[Dataset rows describing interfaces]
--*--
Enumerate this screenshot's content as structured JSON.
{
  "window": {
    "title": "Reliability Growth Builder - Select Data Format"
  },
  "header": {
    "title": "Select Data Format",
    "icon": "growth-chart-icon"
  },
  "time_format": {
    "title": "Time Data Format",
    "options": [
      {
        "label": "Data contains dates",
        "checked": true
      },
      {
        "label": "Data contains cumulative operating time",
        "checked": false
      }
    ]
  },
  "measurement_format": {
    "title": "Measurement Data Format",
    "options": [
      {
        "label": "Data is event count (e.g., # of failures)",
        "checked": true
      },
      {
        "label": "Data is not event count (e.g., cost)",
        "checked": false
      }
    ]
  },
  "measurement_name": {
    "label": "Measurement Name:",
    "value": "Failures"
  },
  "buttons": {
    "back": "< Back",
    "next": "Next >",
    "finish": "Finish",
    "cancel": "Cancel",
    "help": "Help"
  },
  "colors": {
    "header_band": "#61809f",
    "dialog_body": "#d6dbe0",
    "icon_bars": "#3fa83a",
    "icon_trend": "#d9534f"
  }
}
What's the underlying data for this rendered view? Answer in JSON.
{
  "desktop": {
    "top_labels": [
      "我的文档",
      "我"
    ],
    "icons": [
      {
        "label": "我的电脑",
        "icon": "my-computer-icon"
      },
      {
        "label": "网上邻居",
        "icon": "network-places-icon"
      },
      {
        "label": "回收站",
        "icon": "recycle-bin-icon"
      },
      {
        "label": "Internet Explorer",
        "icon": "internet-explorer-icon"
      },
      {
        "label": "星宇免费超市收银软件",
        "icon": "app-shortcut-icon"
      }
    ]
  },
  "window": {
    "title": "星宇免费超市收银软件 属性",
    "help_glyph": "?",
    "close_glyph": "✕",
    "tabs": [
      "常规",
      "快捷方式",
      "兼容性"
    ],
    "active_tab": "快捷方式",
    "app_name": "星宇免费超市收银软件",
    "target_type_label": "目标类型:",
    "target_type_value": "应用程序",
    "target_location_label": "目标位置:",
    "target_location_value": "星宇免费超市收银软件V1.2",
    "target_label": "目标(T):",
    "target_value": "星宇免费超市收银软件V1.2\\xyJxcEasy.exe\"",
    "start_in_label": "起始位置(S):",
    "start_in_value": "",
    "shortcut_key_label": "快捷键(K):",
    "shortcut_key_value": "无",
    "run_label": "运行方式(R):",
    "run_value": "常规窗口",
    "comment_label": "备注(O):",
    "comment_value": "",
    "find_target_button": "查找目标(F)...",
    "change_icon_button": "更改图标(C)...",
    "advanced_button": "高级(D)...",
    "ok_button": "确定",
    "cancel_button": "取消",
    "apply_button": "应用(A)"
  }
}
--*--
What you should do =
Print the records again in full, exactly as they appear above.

Exercise output =
Enumerate this screenshot's content as structured JSON.
{
  "window": {
    "title": "Reliability Growth Builder - Select Data Format"
  },
  "header": {
    "title": "Select Data Format",
    "icon": "growth-chart-icon"
  },
  "time_format": {
    "title": "Time Data Format",
    "options": [
      {
        "label": "Data contains dates",
        "checked": true
      },
      {
        "label": "Data contains cumulative operating time",
        "checked": false
      }
    ]
  },
  "measurement_format": {
    "title": "Measurement Data Format",
    "options": [
      {
        "label": "Data is event count (e.g., # of failures)",
        "checked": true
      },
      {
        "label": "Data is not event count (e.g., cost)",
        "checked": false
      }
    ]
  },
  "measurement_name": {
    "label": "Measurement Name:",
    "value": "Failures"
  },
  "buttons": {
    "back": "< Back",
    "next": "Next >",
    "finish": "Finish",
    "cancel": "Cancel",
    "help": "Help"
  },
  "colors": {
    "header_band": "#61809f",
    "dialog_body": "#d6dbe0",
    "icon_bars": "#3fa83a",
    "icon_trend": "#d9534f"
  }
}
What's the underlying data for this rendered view? Answer in JSON.
{
  "desktop": {
    "top_labels": [
      "我的文档",
      "我"
    ],
    "icons": [
      {
        "label": "我的电脑",
        "icon": "my-computer-icon"
      },
      {
        "label": "网上邻居",
        "icon": "network-places-icon"
      },
      {
        "label": "回收站",
        "icon": "recycle-bin-icon"
      },
      {
        "label": "Internet Explorer",
        "icon": "internet-explorer-icon"
      },
      {
        "label": "星宇免费超市收银软件",
        "icon": "app-shortcut-icon"
      }
    ]
  },
  "window": {
    "title": "星宇免费超市收银软件 属性",
    "help_glyph": "?",
    "close_glyph": "✕",
    "tabs": [
      "常规",
      "快捷方式",
      "兼容性"
    ],
    "active_tab": "快捷方式",
    "app_name": "星宇免费超市收银软件",
    "target_type_label": "目标类型:",
    "target_type_value": "应用程序",
    "target_location_label": "目标位置:",
    "target_location_value": "星宇免费超市收银软件V1.2",
    "target_label": "目标(T):",
    "target_value": "星宇免费超市收银软件V1.2\\xyJxcEasy.exe\"",
    "start_in_label": "起始位置(S):",
    "start_in_value": "",
    "shortcut_key_label": "快捷键(K):",
    "shortcut_key_value": "无",
    "run_label": "运行方式(R):",
    "run_value": "常规窗口",
    "comment_label": "备注(O):",
    "comment_value": "",
    "find_target_button": "查找目标(F)...",
    "change_icon_button": "更改图标(C)...",
    "advanced_button": "高级(D)...",
    "ok_button": "确定",
    "cancel_button": "取消",
    "apply_button": "应用(A)"
  }
}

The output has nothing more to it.